---- Task data
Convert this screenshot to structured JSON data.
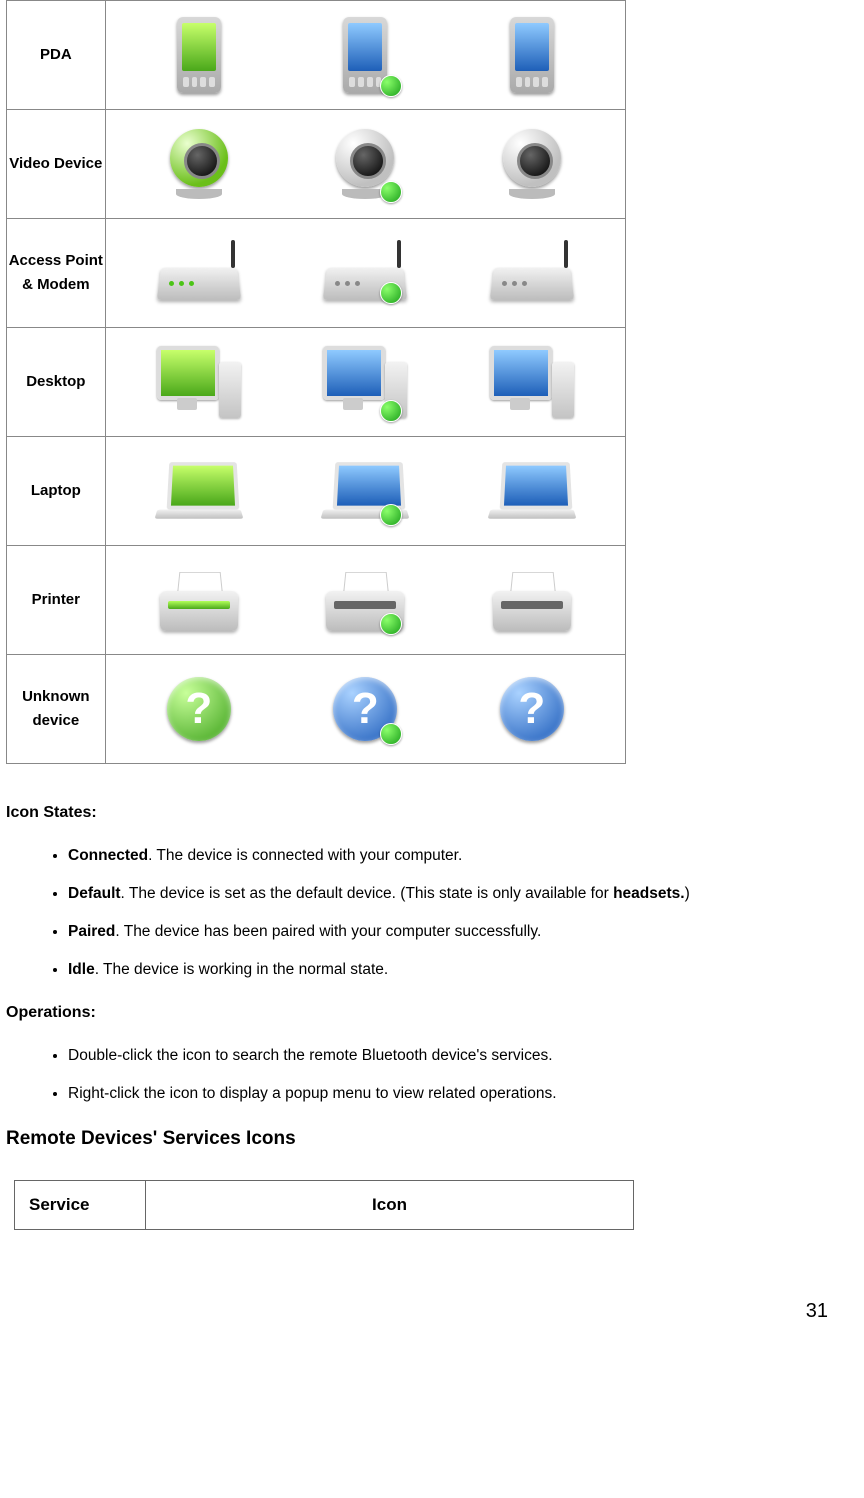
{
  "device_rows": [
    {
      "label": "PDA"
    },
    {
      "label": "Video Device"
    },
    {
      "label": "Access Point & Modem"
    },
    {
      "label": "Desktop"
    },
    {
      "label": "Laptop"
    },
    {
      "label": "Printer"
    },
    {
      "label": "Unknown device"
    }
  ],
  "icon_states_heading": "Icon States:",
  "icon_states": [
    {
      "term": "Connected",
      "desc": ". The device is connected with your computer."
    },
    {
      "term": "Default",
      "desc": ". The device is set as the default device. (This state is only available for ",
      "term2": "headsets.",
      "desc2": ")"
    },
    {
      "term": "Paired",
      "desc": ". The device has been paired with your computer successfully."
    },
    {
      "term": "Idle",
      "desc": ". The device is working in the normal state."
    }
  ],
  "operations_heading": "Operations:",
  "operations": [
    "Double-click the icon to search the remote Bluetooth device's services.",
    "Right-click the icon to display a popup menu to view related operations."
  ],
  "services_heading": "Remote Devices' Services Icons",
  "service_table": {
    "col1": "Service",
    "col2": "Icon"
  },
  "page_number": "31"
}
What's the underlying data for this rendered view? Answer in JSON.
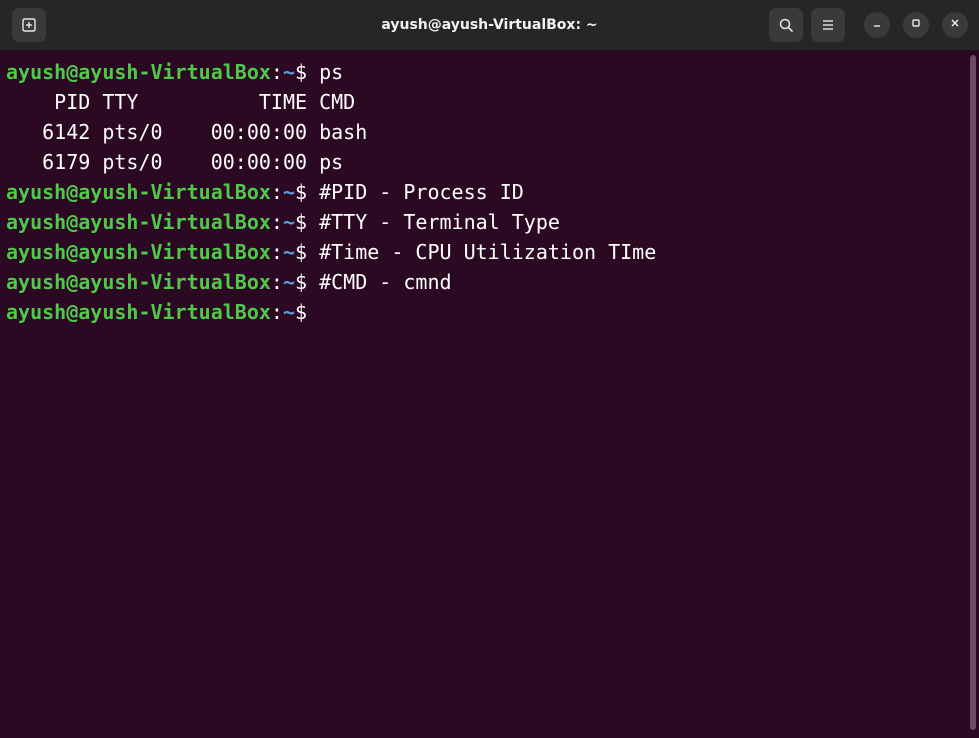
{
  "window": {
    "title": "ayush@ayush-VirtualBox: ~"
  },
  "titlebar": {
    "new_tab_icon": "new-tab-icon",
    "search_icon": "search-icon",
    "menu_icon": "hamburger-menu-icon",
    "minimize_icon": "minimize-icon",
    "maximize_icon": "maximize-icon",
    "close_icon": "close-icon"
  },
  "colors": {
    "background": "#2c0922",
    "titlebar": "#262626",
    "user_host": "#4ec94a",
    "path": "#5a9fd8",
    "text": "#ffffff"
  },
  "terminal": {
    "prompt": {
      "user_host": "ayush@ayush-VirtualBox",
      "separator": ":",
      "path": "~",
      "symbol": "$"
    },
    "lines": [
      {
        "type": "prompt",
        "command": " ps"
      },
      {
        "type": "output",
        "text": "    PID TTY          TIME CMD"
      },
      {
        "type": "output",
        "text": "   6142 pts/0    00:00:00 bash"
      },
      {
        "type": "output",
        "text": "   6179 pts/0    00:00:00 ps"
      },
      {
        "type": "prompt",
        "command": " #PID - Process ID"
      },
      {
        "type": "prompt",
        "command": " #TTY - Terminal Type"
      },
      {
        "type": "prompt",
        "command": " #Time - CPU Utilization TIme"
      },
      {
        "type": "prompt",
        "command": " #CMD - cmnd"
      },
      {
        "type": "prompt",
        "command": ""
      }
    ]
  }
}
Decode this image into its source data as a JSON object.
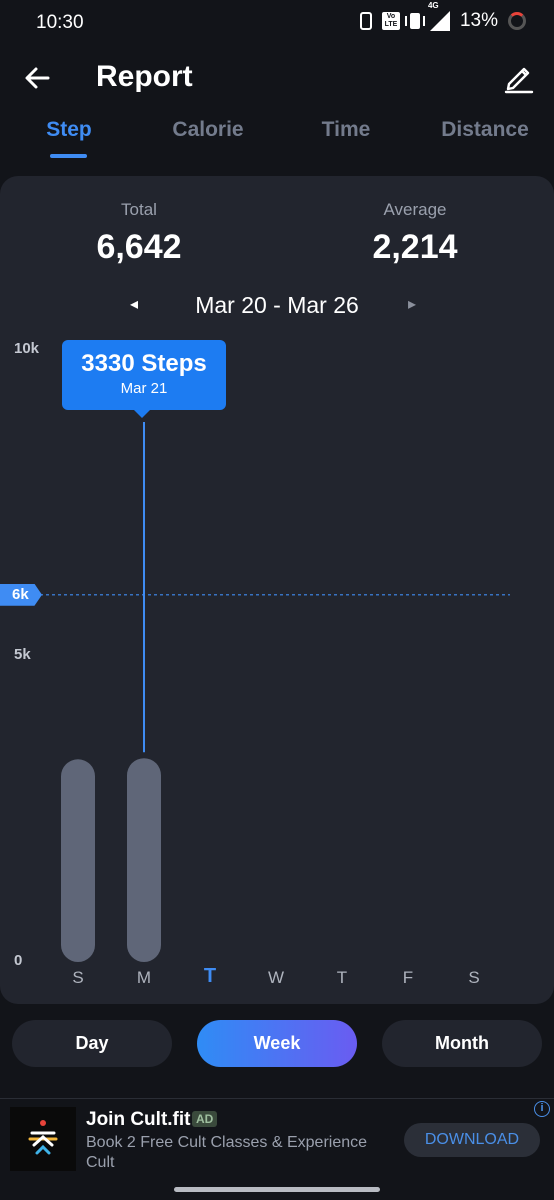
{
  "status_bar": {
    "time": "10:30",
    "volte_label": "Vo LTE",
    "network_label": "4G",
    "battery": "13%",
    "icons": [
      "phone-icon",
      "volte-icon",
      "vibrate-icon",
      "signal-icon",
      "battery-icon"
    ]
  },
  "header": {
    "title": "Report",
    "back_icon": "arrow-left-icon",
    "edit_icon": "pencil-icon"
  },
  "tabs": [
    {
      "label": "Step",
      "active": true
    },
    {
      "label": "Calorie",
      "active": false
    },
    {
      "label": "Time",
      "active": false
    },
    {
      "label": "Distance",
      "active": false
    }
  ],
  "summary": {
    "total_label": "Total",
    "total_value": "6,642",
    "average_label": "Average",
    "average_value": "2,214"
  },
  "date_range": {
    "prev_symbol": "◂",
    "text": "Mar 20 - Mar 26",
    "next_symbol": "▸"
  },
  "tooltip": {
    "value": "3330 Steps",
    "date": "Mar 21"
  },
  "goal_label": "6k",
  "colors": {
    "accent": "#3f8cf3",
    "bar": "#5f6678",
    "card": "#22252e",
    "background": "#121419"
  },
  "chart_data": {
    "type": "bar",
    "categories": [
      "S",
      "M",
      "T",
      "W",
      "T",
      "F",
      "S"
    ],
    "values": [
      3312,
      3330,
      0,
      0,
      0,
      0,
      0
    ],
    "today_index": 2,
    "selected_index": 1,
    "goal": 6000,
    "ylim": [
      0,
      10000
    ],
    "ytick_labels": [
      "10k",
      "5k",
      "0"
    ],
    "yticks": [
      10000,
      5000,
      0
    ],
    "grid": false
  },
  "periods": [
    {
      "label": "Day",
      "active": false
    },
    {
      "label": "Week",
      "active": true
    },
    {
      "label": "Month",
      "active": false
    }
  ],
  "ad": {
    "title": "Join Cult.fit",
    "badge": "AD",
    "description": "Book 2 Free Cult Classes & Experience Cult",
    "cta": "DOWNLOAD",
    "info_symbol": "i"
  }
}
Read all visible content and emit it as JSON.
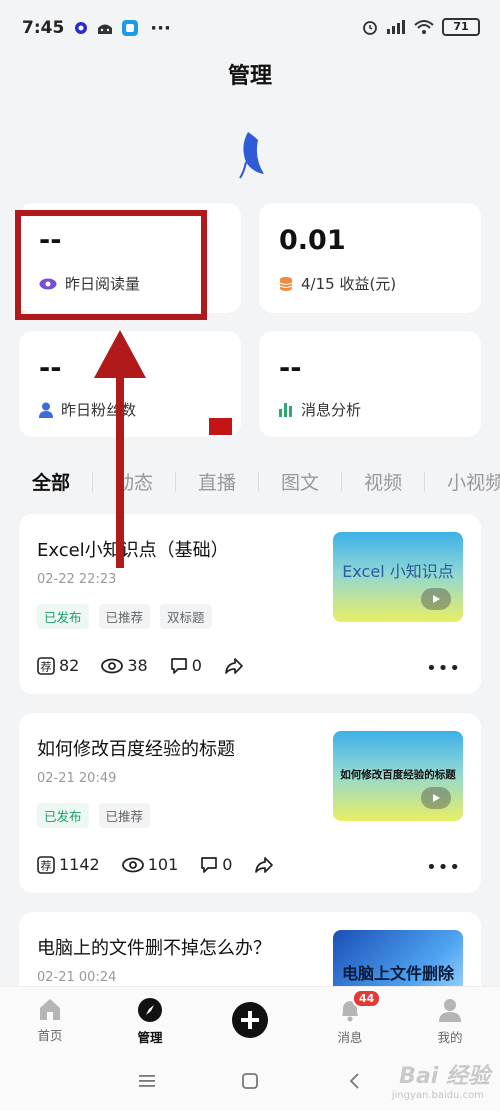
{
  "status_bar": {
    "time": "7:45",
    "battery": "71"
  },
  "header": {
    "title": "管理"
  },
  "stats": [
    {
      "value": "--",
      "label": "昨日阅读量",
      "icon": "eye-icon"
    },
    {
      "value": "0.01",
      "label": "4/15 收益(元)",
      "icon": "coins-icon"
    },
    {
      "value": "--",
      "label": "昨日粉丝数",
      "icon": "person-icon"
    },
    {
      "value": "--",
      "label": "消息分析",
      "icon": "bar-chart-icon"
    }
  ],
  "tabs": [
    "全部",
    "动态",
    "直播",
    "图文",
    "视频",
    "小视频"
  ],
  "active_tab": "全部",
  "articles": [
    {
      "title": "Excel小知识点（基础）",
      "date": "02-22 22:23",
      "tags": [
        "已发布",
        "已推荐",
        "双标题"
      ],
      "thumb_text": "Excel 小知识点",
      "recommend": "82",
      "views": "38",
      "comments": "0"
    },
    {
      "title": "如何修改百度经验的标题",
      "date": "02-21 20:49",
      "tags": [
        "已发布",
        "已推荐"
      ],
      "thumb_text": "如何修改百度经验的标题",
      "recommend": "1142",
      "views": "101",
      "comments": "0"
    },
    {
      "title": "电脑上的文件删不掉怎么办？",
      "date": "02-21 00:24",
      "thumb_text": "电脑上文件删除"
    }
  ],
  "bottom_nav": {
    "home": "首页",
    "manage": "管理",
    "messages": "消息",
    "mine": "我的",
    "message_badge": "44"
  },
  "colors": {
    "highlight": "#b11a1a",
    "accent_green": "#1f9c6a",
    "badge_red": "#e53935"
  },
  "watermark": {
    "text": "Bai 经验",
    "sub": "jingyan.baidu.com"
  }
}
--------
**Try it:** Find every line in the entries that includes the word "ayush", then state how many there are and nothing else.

**Task answer:** 2